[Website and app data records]
────

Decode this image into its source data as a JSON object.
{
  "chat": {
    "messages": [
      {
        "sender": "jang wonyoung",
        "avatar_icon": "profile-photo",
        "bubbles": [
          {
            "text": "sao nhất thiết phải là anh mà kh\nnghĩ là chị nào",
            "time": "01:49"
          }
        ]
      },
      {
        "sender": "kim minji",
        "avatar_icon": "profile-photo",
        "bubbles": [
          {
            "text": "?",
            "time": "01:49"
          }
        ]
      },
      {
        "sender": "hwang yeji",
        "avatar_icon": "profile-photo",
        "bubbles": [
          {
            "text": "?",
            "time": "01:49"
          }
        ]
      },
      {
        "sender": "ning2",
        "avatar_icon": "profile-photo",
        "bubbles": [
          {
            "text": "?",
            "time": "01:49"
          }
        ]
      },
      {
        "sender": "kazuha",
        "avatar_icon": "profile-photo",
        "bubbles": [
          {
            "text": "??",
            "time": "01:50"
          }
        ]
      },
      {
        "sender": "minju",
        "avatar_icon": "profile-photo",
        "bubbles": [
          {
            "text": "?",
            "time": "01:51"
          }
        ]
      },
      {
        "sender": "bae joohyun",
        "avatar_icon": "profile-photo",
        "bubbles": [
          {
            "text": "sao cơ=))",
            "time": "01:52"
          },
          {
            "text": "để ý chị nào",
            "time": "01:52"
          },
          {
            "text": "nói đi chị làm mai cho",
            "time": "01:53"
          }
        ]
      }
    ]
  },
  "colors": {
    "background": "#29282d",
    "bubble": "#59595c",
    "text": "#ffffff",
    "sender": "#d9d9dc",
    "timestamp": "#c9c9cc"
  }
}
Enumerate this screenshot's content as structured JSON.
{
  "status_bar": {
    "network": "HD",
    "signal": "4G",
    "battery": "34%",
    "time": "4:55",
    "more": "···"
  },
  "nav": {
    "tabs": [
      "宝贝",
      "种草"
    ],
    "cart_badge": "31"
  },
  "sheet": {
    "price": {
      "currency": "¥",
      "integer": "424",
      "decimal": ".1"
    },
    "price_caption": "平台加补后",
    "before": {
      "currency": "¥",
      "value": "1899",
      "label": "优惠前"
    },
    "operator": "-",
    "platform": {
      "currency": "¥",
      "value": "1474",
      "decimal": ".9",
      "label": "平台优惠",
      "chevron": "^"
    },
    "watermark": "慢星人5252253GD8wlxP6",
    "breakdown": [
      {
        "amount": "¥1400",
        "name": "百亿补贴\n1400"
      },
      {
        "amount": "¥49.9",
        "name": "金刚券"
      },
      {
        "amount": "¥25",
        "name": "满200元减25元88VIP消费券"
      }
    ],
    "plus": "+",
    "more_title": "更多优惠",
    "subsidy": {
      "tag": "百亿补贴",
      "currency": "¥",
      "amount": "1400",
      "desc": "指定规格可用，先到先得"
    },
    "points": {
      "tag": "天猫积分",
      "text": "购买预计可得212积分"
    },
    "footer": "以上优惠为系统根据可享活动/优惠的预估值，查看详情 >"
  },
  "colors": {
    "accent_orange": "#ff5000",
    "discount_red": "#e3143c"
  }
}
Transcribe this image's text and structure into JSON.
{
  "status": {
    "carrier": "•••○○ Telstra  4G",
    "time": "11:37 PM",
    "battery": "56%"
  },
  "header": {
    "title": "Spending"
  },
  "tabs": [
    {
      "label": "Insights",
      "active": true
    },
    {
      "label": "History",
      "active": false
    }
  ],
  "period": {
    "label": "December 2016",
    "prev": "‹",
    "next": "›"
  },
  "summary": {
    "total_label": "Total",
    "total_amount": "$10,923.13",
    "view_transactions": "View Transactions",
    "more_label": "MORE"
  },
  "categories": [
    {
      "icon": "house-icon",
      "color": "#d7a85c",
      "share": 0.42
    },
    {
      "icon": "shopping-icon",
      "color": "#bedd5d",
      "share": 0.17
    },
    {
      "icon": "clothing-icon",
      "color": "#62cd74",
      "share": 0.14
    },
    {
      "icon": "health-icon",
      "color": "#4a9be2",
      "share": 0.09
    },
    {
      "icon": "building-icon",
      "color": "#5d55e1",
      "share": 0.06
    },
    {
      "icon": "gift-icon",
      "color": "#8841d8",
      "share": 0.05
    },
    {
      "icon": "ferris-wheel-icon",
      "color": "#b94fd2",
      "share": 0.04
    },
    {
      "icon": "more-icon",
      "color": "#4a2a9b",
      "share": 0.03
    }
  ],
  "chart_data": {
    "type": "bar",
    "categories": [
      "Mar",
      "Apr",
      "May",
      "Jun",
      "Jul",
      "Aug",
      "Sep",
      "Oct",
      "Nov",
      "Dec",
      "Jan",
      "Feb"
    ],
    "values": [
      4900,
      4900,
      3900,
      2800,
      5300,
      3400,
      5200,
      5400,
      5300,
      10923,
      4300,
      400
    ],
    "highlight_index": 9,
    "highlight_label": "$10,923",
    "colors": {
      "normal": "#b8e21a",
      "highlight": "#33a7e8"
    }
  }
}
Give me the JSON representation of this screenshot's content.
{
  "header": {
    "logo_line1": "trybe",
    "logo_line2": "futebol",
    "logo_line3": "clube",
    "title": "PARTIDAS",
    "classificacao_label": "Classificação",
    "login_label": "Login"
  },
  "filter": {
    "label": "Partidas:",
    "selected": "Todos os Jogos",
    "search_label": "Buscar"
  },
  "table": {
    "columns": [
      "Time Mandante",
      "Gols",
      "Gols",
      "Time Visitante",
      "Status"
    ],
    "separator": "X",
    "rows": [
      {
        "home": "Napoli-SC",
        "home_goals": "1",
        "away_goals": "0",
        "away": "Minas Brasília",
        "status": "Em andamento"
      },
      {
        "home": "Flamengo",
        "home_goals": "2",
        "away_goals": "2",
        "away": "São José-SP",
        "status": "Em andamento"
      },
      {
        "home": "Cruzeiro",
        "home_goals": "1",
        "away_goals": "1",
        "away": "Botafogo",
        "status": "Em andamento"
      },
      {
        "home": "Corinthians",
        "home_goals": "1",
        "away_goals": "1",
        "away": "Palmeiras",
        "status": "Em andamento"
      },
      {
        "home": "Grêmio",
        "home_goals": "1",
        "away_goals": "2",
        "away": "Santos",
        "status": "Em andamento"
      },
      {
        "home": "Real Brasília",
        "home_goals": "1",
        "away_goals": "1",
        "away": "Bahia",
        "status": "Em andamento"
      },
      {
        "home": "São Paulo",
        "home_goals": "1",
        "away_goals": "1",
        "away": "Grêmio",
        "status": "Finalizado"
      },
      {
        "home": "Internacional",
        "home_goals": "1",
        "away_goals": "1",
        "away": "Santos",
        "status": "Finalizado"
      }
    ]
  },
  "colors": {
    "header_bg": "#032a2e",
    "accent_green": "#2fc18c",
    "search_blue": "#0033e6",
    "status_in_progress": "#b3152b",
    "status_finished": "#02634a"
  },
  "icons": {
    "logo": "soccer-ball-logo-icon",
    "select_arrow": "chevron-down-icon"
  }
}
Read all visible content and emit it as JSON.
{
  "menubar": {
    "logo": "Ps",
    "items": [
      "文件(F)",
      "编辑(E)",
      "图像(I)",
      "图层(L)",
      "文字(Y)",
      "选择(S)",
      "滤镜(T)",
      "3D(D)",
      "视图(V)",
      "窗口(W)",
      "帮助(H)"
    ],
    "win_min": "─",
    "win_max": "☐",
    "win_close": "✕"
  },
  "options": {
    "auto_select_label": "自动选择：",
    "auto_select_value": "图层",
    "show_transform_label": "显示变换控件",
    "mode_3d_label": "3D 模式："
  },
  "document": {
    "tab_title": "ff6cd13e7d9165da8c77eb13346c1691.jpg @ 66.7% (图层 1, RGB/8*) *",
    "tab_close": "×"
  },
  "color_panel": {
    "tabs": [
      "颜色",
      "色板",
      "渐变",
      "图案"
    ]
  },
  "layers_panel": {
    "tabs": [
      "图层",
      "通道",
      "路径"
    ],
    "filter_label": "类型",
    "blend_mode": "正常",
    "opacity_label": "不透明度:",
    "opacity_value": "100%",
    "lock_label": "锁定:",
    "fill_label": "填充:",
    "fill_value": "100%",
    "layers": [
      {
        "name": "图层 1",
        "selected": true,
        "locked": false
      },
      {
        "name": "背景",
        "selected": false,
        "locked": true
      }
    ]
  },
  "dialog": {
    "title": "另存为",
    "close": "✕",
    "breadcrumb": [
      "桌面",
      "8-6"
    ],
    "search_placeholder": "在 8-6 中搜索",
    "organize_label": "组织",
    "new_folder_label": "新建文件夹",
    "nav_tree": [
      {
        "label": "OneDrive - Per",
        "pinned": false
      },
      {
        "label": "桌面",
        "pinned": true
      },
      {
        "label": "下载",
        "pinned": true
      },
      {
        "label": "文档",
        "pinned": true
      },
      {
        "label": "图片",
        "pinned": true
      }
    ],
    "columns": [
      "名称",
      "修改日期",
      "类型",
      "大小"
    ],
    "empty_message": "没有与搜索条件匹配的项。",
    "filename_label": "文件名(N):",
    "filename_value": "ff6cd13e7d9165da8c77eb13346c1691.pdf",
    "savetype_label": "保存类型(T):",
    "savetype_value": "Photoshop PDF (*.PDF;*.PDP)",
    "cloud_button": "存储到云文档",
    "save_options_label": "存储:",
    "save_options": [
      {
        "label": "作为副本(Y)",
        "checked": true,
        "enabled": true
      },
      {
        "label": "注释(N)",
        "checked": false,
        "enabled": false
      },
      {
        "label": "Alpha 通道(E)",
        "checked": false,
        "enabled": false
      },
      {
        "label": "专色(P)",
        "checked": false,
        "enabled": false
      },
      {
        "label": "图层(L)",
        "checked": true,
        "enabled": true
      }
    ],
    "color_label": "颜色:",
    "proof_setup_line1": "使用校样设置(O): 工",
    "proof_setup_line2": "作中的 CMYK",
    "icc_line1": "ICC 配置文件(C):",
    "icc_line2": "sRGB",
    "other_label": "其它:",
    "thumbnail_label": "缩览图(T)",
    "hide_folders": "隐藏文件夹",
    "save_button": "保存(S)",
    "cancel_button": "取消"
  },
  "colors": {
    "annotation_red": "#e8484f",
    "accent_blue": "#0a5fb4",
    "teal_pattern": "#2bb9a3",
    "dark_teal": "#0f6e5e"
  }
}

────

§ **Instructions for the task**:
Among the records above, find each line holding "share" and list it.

§ **Answer for the task**:
      "share": 0.42
      "share": 0.17
      "share": 0.14
      "share": 0.09
      "share": 0.06
      "share": 0.05
      "share": 0.04
      "share": 0.03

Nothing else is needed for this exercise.